**Exercise instructions:**
Start at the top of the records below and copy them exactly to the end.

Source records
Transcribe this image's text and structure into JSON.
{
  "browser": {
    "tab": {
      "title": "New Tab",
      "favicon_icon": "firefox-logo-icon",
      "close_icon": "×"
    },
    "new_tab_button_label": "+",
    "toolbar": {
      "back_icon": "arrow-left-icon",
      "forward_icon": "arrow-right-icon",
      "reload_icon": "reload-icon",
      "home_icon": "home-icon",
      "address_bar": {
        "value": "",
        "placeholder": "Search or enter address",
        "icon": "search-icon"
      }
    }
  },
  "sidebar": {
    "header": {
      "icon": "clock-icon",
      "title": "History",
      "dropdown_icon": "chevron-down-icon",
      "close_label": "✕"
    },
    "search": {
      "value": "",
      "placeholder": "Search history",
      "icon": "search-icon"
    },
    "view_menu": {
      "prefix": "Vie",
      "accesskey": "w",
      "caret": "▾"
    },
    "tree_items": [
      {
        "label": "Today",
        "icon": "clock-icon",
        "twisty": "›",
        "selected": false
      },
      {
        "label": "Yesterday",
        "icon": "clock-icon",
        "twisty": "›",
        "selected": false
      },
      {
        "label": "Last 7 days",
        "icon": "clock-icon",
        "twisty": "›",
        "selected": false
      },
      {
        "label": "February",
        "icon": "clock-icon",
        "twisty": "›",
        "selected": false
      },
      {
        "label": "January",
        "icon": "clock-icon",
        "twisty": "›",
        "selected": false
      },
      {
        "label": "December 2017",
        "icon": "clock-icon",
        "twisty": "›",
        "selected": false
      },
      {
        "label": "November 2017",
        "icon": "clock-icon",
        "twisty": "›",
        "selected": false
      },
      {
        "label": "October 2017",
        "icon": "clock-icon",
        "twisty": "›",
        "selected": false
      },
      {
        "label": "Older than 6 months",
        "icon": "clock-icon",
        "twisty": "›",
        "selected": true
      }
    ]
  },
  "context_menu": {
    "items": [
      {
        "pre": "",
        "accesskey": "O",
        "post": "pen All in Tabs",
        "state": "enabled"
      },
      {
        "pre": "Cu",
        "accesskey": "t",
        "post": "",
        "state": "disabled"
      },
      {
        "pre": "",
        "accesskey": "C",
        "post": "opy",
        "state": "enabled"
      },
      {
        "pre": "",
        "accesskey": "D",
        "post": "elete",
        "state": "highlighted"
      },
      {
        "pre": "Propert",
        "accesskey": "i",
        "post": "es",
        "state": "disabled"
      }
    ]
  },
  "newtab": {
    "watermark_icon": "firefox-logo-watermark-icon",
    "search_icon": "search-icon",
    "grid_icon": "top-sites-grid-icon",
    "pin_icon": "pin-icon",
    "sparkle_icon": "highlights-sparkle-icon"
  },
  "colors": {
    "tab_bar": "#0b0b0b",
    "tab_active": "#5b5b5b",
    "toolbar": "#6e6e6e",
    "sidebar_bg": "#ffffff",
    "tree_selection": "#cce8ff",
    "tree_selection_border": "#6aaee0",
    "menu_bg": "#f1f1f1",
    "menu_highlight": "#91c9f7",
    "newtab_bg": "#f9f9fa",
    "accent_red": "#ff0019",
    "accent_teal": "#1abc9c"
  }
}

**Written solution:**
Transcribe this image's text and structure into JSON.
{
  "browser": {
    "tab": {
      "title": "New Tab",
      "favicon_icon": "firefox-logo-icon",
      "close_icon": "×"
    },
    "new_tab_button_label": "+",
    "toolbar": {
      "back_icon": "arrow-left-icon",
      "forward_icon": "arrow-right-icon",
      "reload_icon": "reload-icon",
      "home_icon": "home-icon",
      "address_bar": {
        "value": "",
        "placeholder": "Search or enter address",
        "icon": "search-icon"
      }
    }
  },
  "sidebar": {
    "header": {
      "icon": "clock-icon",
      "title": "History",
      "dropdown_icon": "chevron-down-icon",
      "close_label": "✕"
    },
    "search": {
      "value": "",
      "placeholder": "Search history",
      "icon": "search-icon"
    },
    "view_menu": {
      "prefix": "Vie",
      "accesskey": "w",
      "caret": "▾"
    },
    "tree_items": [
      {
        "label": "Today",
        "icon": "clock-icon",
        "twisty": "›",
        "selected": false
      },
      {
        "label": "Yesterday",
        "icon": "clock-icon",
        "twisty": "›",
        "selected": false
      },
      {
        "label": "Last 7 days",
        "icon": "clock-icon",
        "twisty": "›",
        "selected": false
      },
      {
        "label": "February",
        "icon": "clock-icon",
        "twisty": "›",
        "selected": false
      },
      {
        "label": "January",
        "icon": "clock-icon",
        "twisty": "›",
        "selected": false
      },
      {
        "label": "December 2017",
        "icon": "clock-icon",
        "twisty": "›",
        "selected": false
      },
      {
        "label": "November 2017",
        "icon": "clock-icon",
        "twisty": "›",
        "selected": false
      },
      {
        "label": "October 2017",
        "icon": "clock-icon",
        "twisty": "›",
        "selected": false
      },
      {
        "label": "Older than 6 months",
        "icon": "clock-icon",
        "twisty": "›",
        "selected": true
      }
    ]
  },
  "context_menu": {
    "items": [
      {
        "pre": "",
        "accesskey": "O",
        "post": "pen All in Tabs",
        "state": "enabled"
      },
      {
        "pre": "Cu",
        "accesskey": "t",
        "post": "",
        "state": "disabled"
      },
      {
        "pre": "",
        "accesskey": "C",
        "post": "opy",
        "state": "enabled"
      },
      {
        "pre": "",
        "accesskey": "D",
        "post": "elete",
        "state": "highlighted"
      },
      {
        "pre": "Propert",
        "accesskey": "i",
        "post": "es",
        "state": "disabled"
      }
    ]
  },
  "newtab": {
    "watermark_icon": "firefox-logo-watermark-icon",
    "search_icon": "search-icon",
    "grid_icon": "top-sites-grid-icon",
    "pin_icon": "pin-icon",
    "sparkle_icon": "highlights-sparkle-icon"
  },
  "colors": {
    "tab_bar": "#0b0b0b",
    "tab_active": "#5b5b5b",
    "toolbar": "#6e6e6e",
    "sidebar_bg": "#ffffff",
    "tree_selection": "#cce8ff",
    "tree_selection_border": "#6aaee0",
    "menu_bg": "#f1f1f1",
    "menu_highlight": "#91c9f7",
    "newtab_bg": "#f9f9fa",
    "accent_red": "#ff0019",
    "accent_teal": "#1abc9c"
  }
}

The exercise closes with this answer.